Flood Warnings in a Risk Management Context : A Case of Swedish Municipalities

Sammanfattning: As a result of the United Nations’ International Decade for Natural Disaster Reduction (1990-2000), and recent high profile disasters, disaster risk reduction has climbed high on the international political agenda. There has been a paradigm shift from reacting to disasters towards preparing for and mitigating effects of disasters. Among the measures that have been highlighted on the disaster risk reduction agenda are early warning systems. In a Swedish context, there are needs for early warnings for various flood risk types. Municipalities carry big responsibilities for managing flood risks, and early warnings have a potential to facilitate decision-making and ultimately reduce flood losses.The aim of this thesis is to describe how a variety of flood warning signals are used in the risk management process of Swedish municipalities, how they can contribute to the flood risk reducing process, and which factors influence the success of this. The thesis is based on two papers.Paper I is based on interviews with three respondents from Swedish municipalities that have invested in and established local early warning systems. The paper shows that the possible effects from a local early warning system are not only reduced flood losses but also potential spinoff, the occurrence of which is dependent on the well-being of the organisation and its risk management processes.Paper II is based on interviews with 23 respondents at 18 Swedish municipalities, who have responsibilities related to flood risk management, and one respondent who works at SMHI with hydrological warning. The paper shows that municipalities can use a variety of complementary flood warning signals to facilitate decision-making for a proactive flood response.
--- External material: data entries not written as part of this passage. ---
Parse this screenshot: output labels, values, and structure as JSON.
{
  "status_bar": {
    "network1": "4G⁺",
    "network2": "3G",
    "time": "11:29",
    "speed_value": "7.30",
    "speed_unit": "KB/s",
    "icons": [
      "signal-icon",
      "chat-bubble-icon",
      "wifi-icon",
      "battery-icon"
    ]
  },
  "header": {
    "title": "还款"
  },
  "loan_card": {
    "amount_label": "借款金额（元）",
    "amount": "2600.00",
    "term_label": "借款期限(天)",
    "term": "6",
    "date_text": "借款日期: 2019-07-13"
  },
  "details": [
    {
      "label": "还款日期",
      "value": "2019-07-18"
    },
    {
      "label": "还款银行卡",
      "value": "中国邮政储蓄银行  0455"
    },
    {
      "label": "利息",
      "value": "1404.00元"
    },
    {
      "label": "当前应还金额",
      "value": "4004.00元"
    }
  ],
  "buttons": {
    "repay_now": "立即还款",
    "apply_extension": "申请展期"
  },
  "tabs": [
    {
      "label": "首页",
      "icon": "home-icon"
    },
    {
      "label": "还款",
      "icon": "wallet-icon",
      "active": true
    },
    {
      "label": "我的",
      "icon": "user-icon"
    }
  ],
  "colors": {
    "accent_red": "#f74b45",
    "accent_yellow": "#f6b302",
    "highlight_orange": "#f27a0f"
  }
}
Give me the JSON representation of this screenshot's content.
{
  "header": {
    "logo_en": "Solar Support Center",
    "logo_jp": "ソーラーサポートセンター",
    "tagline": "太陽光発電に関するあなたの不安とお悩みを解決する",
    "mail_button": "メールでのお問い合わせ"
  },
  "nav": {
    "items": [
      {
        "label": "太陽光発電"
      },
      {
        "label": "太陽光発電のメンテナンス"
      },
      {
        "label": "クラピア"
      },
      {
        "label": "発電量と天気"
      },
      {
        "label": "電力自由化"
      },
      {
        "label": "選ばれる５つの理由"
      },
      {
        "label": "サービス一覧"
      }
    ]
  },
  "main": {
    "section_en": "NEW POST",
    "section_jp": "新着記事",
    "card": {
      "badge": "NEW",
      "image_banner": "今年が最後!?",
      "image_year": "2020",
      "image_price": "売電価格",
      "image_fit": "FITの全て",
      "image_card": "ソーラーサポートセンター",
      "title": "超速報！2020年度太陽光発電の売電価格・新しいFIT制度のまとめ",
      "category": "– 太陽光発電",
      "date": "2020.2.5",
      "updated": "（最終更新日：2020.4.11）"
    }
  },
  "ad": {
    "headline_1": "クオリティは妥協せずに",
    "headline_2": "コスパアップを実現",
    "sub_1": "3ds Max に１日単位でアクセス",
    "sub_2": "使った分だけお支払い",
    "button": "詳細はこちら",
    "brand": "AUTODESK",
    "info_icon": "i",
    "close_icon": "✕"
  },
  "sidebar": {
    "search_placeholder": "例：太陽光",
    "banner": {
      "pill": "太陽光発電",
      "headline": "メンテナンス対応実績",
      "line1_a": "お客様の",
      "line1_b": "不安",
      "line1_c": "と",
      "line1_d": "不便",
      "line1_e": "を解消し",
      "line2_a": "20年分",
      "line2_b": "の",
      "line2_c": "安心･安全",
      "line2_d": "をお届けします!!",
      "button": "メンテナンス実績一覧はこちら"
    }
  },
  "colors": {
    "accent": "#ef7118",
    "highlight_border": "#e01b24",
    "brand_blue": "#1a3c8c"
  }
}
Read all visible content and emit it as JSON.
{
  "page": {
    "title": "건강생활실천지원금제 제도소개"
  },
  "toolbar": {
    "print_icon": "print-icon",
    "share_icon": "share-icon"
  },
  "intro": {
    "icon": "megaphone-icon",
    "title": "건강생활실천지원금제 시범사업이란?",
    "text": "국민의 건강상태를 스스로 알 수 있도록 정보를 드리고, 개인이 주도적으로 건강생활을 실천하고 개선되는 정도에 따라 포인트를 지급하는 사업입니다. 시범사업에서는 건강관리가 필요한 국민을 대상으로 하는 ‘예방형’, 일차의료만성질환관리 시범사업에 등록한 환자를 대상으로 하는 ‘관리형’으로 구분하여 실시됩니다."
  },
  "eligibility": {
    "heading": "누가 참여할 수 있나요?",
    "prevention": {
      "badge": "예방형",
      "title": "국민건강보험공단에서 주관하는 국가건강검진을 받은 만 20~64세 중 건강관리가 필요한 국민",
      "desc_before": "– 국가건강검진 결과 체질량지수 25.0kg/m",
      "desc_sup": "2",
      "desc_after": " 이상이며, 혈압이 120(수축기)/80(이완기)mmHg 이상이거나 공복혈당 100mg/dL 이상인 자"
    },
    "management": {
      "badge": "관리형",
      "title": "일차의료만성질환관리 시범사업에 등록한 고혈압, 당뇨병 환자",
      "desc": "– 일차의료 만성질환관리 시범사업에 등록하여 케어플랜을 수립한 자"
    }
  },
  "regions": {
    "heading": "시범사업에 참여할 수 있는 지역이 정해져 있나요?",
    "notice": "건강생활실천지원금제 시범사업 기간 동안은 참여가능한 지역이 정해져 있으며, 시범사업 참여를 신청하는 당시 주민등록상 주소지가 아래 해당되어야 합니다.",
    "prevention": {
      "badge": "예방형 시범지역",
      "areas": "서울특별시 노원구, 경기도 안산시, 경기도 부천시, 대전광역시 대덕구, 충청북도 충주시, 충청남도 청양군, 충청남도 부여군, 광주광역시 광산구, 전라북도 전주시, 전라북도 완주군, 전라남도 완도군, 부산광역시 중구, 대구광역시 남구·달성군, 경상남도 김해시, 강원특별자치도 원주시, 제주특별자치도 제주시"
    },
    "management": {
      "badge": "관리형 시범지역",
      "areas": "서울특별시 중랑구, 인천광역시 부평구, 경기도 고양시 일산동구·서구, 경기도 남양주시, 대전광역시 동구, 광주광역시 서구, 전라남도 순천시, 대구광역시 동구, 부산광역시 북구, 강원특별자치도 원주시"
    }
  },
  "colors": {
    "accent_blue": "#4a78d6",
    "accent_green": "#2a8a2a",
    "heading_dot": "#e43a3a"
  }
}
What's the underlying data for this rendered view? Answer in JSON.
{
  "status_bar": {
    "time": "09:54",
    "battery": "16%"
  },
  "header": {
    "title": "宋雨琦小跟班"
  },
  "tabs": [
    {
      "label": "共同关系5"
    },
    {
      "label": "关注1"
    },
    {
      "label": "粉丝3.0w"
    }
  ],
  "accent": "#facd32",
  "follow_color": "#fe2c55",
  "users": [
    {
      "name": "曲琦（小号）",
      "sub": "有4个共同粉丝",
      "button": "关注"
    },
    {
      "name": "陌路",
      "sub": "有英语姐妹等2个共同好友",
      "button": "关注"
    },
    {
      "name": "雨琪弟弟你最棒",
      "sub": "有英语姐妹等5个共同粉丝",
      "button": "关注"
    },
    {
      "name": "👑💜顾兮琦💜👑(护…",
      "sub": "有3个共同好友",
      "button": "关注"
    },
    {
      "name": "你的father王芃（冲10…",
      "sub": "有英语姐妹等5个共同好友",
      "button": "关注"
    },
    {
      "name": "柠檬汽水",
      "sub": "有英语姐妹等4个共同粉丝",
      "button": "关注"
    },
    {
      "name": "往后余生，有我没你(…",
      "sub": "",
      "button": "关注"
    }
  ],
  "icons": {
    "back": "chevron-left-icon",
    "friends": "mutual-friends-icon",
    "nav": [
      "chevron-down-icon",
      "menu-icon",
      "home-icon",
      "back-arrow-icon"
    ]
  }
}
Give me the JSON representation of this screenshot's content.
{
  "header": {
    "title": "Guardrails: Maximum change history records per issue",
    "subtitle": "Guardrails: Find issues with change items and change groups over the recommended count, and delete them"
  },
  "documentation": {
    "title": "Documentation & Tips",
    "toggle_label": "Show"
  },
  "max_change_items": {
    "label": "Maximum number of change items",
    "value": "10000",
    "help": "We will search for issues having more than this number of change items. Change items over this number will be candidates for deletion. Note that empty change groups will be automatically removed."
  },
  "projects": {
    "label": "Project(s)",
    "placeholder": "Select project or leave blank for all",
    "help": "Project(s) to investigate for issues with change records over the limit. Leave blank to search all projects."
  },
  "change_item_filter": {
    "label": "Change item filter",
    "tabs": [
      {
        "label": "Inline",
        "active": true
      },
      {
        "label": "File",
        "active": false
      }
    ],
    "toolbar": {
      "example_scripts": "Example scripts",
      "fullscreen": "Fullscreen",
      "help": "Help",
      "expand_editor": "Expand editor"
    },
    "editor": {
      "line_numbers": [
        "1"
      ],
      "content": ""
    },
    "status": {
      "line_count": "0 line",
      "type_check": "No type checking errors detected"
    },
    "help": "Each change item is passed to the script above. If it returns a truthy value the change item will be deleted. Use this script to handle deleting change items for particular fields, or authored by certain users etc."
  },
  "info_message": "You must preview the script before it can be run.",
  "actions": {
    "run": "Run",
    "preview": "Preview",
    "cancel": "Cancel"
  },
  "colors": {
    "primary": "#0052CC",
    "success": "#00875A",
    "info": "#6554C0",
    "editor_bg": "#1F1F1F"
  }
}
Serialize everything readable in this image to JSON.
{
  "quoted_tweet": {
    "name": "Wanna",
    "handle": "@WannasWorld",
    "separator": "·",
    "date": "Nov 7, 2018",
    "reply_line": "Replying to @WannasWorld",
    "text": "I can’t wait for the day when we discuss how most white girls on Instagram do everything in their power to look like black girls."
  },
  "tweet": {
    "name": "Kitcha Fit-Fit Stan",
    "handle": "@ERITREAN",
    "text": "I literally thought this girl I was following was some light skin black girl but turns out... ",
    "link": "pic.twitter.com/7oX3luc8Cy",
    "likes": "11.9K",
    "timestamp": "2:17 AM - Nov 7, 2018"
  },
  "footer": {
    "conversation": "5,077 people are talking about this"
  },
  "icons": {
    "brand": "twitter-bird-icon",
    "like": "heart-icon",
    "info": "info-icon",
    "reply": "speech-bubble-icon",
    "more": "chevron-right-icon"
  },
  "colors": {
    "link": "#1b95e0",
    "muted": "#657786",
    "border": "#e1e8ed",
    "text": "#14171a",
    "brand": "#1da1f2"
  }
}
This is however not systematically the case, and is dependent on available resources.The theoretical contribution of this thesis is a development of existing conceptual models of early warning systems with respect to risk management and system contexts, and the use of complementary warning signals.